The three Leitz lenses are suited to close-up shots best, although a magnification of about 1:10 is also not impressing. Their technical values are more or less identical, but due to their different focal lengths (90 mm and 135 mm), they differ with respect to perspective and thus background blurring (or bookeh). While the Elmar-C and the Tele-Elmarit-M are more handy (lighter, smaller), the Tele-Elmar provides a better separation of the foreground object from the background (lower depth of field), at least in comparison with the Elmar-C. The Tele-Elmarit-M might be comparable because of its larger maximum aperture of f/2.8.

All in all, each of the three Leitz tele lenses is suited to "moderate" close-up photography without any additional tools such as close-up lenses, extension tubes, or extension bellows.
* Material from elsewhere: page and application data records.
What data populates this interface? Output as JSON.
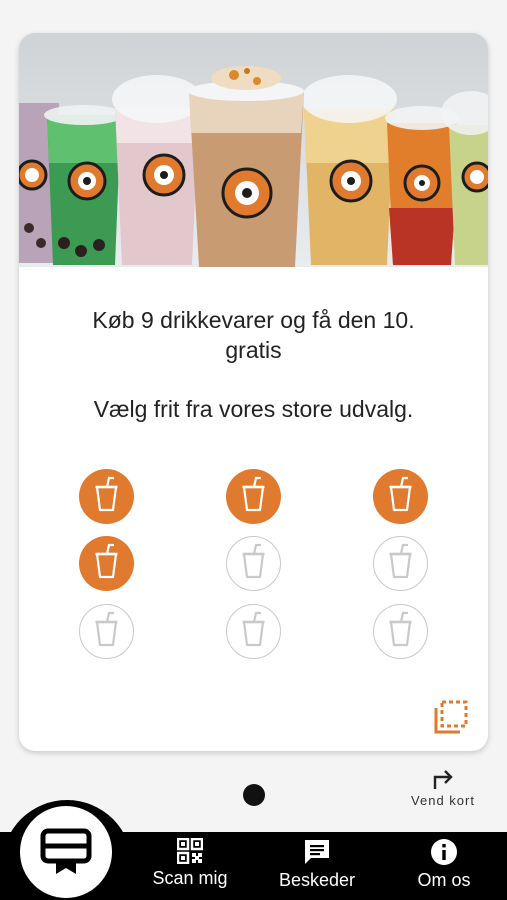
{
  "card": {
    "hero_image": "iced-drinks-photo",
    "promo_line": "Køb 9 drikkevarer og få den 10. gratis",
    "sub_line": "Vælg frit fra vores store udvalg.",
    "stamps": [
      true,
      true,
      true,
      true,
      false,
      false,
      false,
      false,
      false
    ],
    "stamps_collected": 4,
    "stamps_total": 9,
    "accent_color": "#e07a2e",
    "empty_color": "#c9c9c9",
    "flip_icon": "flip-corner-icon"
  },
  "controls": {
    "flip_label": "Vend kort",
    "flip_icon": "turn-arrow-icon"
  },
  "nav": {
    "card_icon": "loyalty-card-icon",
    "items": [
      {
        "label": "Scan mig",
        "icon": "qr-code-icon"
      },
      {
        "label": "Beskeder",
        "icon": "message-icon"
      },
      {
        "label": "Om os",
        "icon": "info-icon"
      }
    ]
  }
}
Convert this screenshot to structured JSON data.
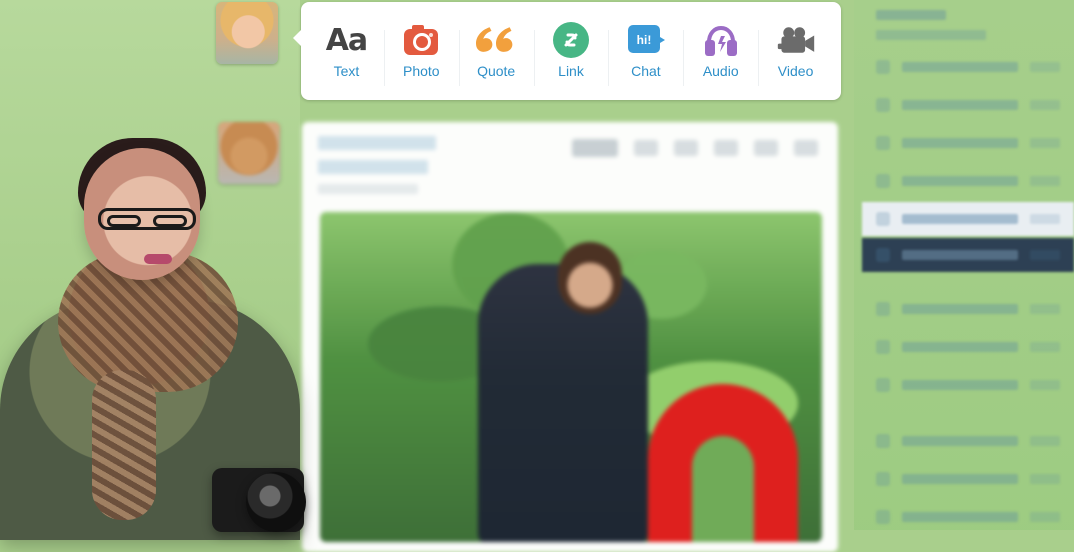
{
  "post_types": [
    {
      "key": "text",
      "label": "Text",
      "icon": "text-icon",
      "color": "#444444"
    },
    {
      "key": "photo",
      "label": "Photo",
      "icon": "camera-icon",
      "color": "#e35a3f"
    },
    {
      "key": "quote",
      "label": "Quote",
      "icon": "quote-icon",
      "color": "#f2a03d"
    },
    {
      "key": "link",
      "label": "Link",
      "icon": "link-icon",
      "color": "#47b685"
    },
    {
      "key": "chat",
      "label": "Chat",
      "icon": "chat-bubble-icon",
      "color": "#3b9ad8"
    },
    {
      "key": "audio",
      "label": "Audio",
      "icon": "headphones-icon",
      "color": "#9b6cc5"
    },
    {
      "key": "video",
      "label": "Video",
      "icon": "video-camera-icon",
      "color": "#6b6b6b"
    }
  ],
  "chat_icon_text": "hi!",
  "text_icon_text": "Aa",
  "colors": {
    "background": "#a9cf8c",
    "label_blue": "#2e8fc8",
    "card": "#ffffff",
    "sidebar_selected": "#e9eef2",
    "sidebar_dark": "#2d4054"
  }
}
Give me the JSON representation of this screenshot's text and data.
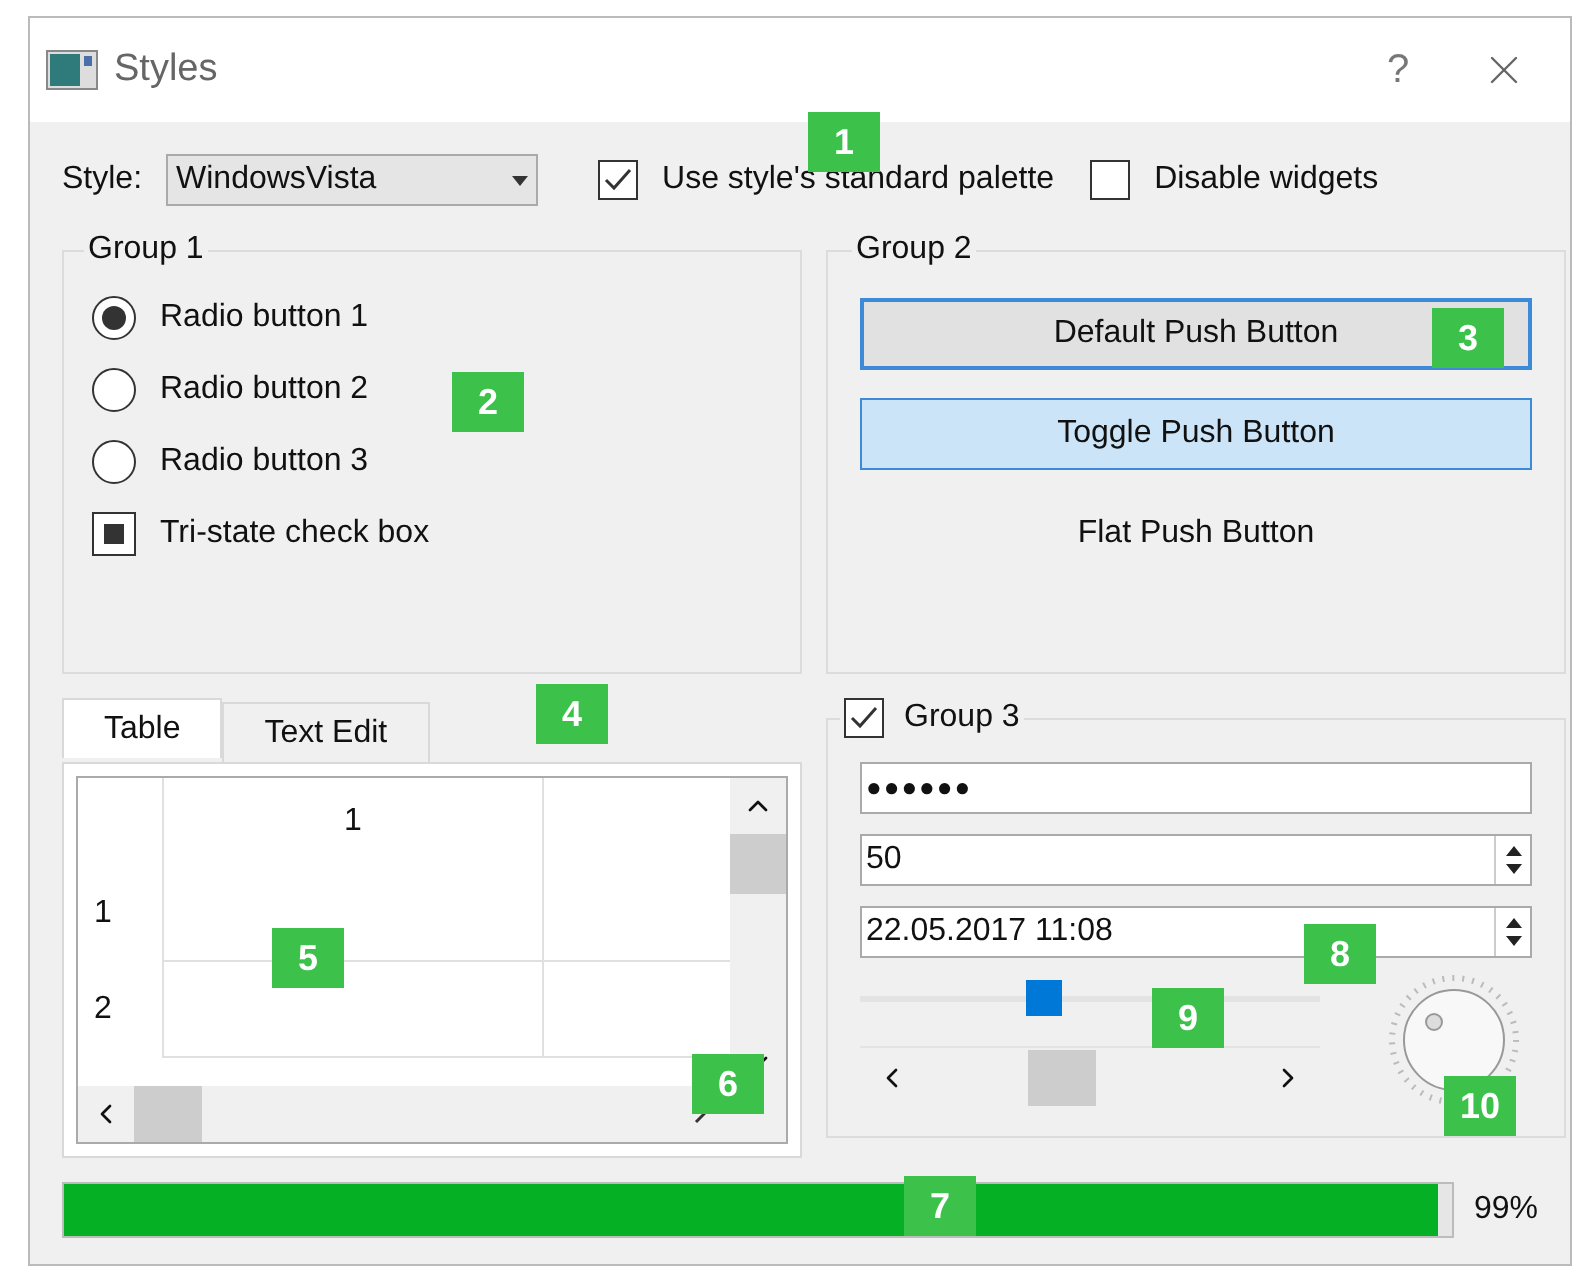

For close-up photography with tools, see pages Close-Up Experiences - Part 1: Overview ff.

 gerd (at) waloszek (dot) de About me made by on a mac!
 31.01.2017